Musical pomodoro

Wed Nov 30 '22

I’m not one for notifications.

The only notifications I allow on my computer are for calendar events, because otherwise I would miss meetings frequently. I disabled email notifications, slack alerts, dings, pops, and anything else that might pull me out of focus on my task at hand.

I thought this would be a better way to work, uninterrupted, but it’s worse. And it’s worse because of me, but I didn’t realize it until now.

I started a new process when working, but it made something really clear to me that I didn’t notice before. I have a near-constant urge to check for messages frequently, like, really frequently.
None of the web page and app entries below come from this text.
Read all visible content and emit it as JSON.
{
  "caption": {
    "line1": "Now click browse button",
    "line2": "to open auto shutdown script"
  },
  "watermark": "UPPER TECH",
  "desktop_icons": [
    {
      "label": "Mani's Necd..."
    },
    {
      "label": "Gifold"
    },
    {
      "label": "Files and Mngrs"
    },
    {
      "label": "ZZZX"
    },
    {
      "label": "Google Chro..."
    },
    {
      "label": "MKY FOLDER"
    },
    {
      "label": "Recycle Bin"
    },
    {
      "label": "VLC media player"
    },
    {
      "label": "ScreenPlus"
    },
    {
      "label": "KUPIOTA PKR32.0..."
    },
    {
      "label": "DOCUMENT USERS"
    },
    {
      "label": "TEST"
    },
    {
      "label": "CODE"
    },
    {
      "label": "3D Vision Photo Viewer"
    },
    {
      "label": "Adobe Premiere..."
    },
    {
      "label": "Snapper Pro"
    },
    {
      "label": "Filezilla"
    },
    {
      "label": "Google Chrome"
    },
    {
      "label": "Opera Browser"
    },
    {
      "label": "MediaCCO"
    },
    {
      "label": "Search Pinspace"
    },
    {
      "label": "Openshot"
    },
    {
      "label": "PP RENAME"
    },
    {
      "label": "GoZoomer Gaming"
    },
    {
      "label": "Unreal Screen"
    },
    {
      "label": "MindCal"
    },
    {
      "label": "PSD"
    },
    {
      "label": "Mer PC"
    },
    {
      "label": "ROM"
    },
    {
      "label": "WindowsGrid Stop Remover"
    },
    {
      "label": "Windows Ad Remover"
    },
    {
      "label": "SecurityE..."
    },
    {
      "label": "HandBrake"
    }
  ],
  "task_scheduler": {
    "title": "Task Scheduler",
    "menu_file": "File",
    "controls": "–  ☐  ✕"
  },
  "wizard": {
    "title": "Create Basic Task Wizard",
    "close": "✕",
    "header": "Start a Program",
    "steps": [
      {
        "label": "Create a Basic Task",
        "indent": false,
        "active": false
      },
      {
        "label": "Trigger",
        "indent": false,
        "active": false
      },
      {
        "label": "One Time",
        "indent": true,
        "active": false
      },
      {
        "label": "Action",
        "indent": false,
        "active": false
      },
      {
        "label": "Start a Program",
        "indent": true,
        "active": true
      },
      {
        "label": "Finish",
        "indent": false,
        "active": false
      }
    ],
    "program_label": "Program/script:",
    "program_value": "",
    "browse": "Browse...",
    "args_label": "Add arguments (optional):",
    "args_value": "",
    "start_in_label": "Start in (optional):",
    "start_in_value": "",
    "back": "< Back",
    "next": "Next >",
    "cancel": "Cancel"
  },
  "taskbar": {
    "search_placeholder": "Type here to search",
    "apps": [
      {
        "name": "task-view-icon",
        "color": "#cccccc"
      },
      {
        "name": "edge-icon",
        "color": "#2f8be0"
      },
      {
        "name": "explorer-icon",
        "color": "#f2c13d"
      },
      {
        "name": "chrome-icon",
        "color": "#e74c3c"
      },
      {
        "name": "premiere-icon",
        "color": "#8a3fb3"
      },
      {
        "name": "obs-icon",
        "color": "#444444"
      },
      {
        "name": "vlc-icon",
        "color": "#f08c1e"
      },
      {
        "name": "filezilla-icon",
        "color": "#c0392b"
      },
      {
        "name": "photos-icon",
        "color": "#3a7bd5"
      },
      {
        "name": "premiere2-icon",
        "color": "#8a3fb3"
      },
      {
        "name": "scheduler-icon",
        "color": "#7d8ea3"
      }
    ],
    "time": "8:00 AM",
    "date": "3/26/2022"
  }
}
Any time there’s a pause of any kind, I check.

Building a container: check slack, maybe someone messaged me

Running a unit test: any new emails? have I been fired yet?

Twelve seconds pass without checking: any new notifications on github?

I’m compensating for the lack of notifications by checking super frequently to make sure I’m not missing something or someone isn’t waiting on my response. Nine times out of ten, there is nothing new for me to attend to, but it still interrupts my flow. Maybe I’ll see a message in #pets about someone’s dog, or a calendar invite for a meeting next week, or… you get the point. It’s a distraction at best, and at worst I’m completely pulled out of whatever context I was in.

So this was a bad habit obviously, and it kind of crept up on me, so what I needed was a system to help me break out of it.

Right on cue

What I needed was a way to deliniate time so that I knew when I should reasonably check for messages and when I shouldn’t. I vaguely remember trying out this pomodoro timer technique a long time ago, but timers are anxiety inducing for me… I’ll obsessively check the timer to see how much time I have left before the alarm rings, because I want to avoid that awful sound.

By happenstance, a month ago a new album came out that I really love, called Music for Animals. It’s a unique album in that it’s over three hours long, but only has ten tracks. I frequently find myself lost somewhere inside the album, unsure about how much time is left, or how many tracks I’ve heard. And it turns out this is intentional:

“My constant inspiration,” Frahm explains, “was something as mesmerising as watching a great waterfall or the leaves on a tree in a storm. It’s good we have symphonies and music where there’s a development, but a waterfall doesn’t need an Act 1, 2, 3, then an outcome, and nor do the leaves on a tree in a storm. Some people like watching the leaves rustle and the branches move. This record is for them”.

Talking about this album in general should be tangential to the blog post but I can’t help myself. The track Right Right Right is a favorite—a stand out that invokes so much frisson in me—from the title to the synth sounds that wash like waves of emotion.

I love this song so much that any time I’m interrupted I find myself restarting it, and this was the seed that planted this whole idea in my head.

Musical pomodoro

The technique I use now to get longer periods of focus work is to pick a musical album, preferably Music for Animals, and dedicate myself to listen to it in its entirely, without interruption, while I focus on a task.

When doing this, there’s two outcomes that I have found. As the album ends, if I am still deep at work in my task, I can keep going without any penalty. Alternatively, if I notice the album is over, I can snap back to reality and check slack before rinsing and repeating.

Even with this technique, my bad habits are so strong, and I had to employ other techniques just to catch myself falling back into checking slack. This was fairly easy to do: when I start my focus block I’ll move slack/gmail/other distractions to a different i3 workspace, so when I jump to the usual workspace I see a familiar face reminding me to stay focused.

This isn’t your usual productivity hack and I don’t promise that this will make you stop procrastinating working on some dumb jira ticket. However, this is something that has worked quite well for me, and it was even employed to help me finish writing this post.

If you try this out and it doesn’t work, maybe try listening to Music for Animals[1]. I haven’t really generalized this tactic much outside of that album 🙃